Those hungry for takeout in many cities can choose from a variety of restaurant delivery services. But that’s not the case for some cities, such as Youngstown, Ohio.
The on-demand economy hasn’t yet taken off in Youngstown, according to Grubdom Founder Jay White, who hopes to change that with a website and forthcoming mobile app that will allow local diners to order grub from local restaurants.
White, who’s from Youngstown and now lives in New York, noticed that his hometown didn’t have as many delivery choices as other cities. So, he set out to make a change.
“I noticed that there was a void that needed to be filled,” White said.
As a result, he developed Grubdom, a web-based food ordering platform similar to Uber Eats or Seamless that allows people in greater Youngstown to order dinner or a late night snack for pickup or delivery. In addition, the service allows diners to make table reservations when the restaurant allows.
As Youngstown, Ohio, is near the Pennsylvanian border, the platform serves both Youngstown and a small portion of western Pennsylvania.
The Grubdom Model
White wanted to give restaurants more options to reach diners than just through delivery or takeout. So, he created a restaurant reservation feature through Grubdom.
“Maybe you don’t want to put your menu on [the site], but I coded a feature where you can make a table reservation … in the app that’s forthcoming,” he said.
And, to ease the onboarding process onto Grubdom, White seeks to provide restaurants with personalized service. Some restaurant owners simply don’t have time to manually enter their menus into his system — especially if they offer many options.
So, to save restaurants time, White’s own staff can add menus to the system if need be.
Beyond online ordering and reservation booking, White plans to create a blog to feature restaurants. Taking the blog one step further, he also wants to team up with video producers to create a “Parts Unknown”-style video series to draw people to his platform.
One consumer segment that might be drawn to his platform are students at Youngstown State University. For instance, students may not want to interrupt their study time to pick up food, and they may not be inclined to make the trek to pick up food in cold weather.
Food Delivery Apps
As the popularity of mobile devices continues to rise, speedy and convenient on-demand services such as Grubdom are becoming mandatory for restaurants and other food service providers in an increasingly mobile-centric, consumer-driven marketplace.
Mobile order-ahead is improving convenience in the food takeout department, with more restaurants offering the option to place an order via a website or mobile device and pick food up when it’s ready.
By 2022, the projected value of the online delivery market is set to be $55 billion, with the annual value of the pizza delivery industry alone at $7 billion.
On the restaurants’ end, commissions can be steep. Thirty percent is on the high end of commission costs charged to participating restaurants by ordering platforms such Grubhub, Uber Eats and DoorDash.
As of 2017, 6.6 percent of all restaurant orders came from digital channels. That outpaced phone orders, which stood at 5 percent, for the first time.
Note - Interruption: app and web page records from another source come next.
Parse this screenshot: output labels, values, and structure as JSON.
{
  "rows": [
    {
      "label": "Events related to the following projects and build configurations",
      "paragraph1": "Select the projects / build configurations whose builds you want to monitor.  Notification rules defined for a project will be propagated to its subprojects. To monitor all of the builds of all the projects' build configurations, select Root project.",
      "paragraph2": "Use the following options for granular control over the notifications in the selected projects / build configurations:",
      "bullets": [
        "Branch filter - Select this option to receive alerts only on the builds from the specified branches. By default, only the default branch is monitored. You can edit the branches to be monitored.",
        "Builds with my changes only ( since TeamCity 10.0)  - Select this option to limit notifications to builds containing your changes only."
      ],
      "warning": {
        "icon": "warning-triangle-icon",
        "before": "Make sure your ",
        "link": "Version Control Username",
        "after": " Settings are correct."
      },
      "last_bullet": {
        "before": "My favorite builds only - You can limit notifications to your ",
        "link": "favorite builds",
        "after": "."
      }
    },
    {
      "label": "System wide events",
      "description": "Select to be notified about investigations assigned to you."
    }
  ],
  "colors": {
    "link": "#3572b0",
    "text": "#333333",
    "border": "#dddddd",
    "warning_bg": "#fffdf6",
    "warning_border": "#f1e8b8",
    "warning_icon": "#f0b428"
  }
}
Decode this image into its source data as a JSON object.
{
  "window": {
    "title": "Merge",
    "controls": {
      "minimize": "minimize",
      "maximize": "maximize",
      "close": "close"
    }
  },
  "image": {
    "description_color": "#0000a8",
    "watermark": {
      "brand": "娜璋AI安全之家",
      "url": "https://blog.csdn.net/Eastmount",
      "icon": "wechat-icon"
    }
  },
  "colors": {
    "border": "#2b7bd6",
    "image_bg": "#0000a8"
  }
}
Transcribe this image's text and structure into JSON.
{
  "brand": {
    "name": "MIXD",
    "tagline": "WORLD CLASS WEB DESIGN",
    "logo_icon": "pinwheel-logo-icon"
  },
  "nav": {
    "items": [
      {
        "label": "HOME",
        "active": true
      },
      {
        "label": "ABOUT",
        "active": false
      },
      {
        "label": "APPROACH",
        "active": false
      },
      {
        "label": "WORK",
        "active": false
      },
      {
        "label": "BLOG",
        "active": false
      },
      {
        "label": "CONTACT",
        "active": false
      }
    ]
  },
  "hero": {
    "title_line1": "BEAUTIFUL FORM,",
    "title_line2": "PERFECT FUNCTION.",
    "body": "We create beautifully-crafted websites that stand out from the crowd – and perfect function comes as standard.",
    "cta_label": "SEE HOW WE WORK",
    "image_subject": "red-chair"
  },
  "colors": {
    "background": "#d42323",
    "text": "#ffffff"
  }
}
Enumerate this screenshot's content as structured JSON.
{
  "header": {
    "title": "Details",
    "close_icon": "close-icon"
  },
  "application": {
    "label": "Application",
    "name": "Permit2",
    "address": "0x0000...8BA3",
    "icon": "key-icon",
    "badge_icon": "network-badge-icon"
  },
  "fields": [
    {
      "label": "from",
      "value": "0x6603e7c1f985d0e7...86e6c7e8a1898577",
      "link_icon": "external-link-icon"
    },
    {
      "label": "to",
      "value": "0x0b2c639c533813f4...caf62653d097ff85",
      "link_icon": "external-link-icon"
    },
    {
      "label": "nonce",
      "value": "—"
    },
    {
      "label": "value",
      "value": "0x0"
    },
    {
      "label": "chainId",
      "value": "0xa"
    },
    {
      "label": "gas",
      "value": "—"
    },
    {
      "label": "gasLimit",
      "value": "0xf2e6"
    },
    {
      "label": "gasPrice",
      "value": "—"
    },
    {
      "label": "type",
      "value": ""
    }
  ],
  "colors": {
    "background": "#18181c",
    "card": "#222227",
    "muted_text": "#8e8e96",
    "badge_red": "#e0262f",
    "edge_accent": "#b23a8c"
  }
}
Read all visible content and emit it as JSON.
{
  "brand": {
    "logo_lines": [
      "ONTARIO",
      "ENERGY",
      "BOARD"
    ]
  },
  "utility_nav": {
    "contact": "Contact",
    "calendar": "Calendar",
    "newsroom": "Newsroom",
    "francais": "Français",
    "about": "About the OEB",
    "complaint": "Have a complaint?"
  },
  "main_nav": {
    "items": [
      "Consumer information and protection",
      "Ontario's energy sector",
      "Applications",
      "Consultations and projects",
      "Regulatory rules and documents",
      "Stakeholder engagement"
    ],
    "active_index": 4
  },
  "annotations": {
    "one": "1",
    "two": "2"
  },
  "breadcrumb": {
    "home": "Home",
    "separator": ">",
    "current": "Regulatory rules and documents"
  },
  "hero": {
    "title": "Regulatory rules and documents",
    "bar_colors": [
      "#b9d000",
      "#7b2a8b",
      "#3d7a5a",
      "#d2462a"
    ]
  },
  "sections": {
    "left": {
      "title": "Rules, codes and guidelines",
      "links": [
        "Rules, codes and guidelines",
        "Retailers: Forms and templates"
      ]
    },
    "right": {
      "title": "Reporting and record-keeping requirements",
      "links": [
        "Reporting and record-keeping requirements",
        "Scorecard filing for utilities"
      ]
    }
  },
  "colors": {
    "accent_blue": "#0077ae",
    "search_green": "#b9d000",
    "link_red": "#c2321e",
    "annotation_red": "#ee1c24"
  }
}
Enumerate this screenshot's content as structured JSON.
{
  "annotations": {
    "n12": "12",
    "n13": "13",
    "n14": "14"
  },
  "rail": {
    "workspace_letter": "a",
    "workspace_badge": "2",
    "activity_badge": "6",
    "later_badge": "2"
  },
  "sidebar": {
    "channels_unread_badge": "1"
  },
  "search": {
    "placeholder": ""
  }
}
And, to win younger consumers over — like those at the university — many restaurants are betting that millennials prefer their meals with a side of technology. According to a recent restaurant industry survey, millennials are twice as likely to place an advanced order via a mobile device — and 62 percent of them have placed a digital order with a restaurant in the past six months.
The Road Ahead
While Grubdom is still in beta, White hopes to release an app to go along with the website soon. And, when his full platform gets up and running, he plans to expand to new markets.
But White’s vision goes beyond food delivery: He wants to help fuel an economic engine. In sum, he hopes Grubdom will help economic development in his hometown.
The idea is to help an area that used to be focused on manufacturing move into tech industries.
“There’s already an initiative to turn the rust belt into the tech belt, so I want to jump in on that,” White said.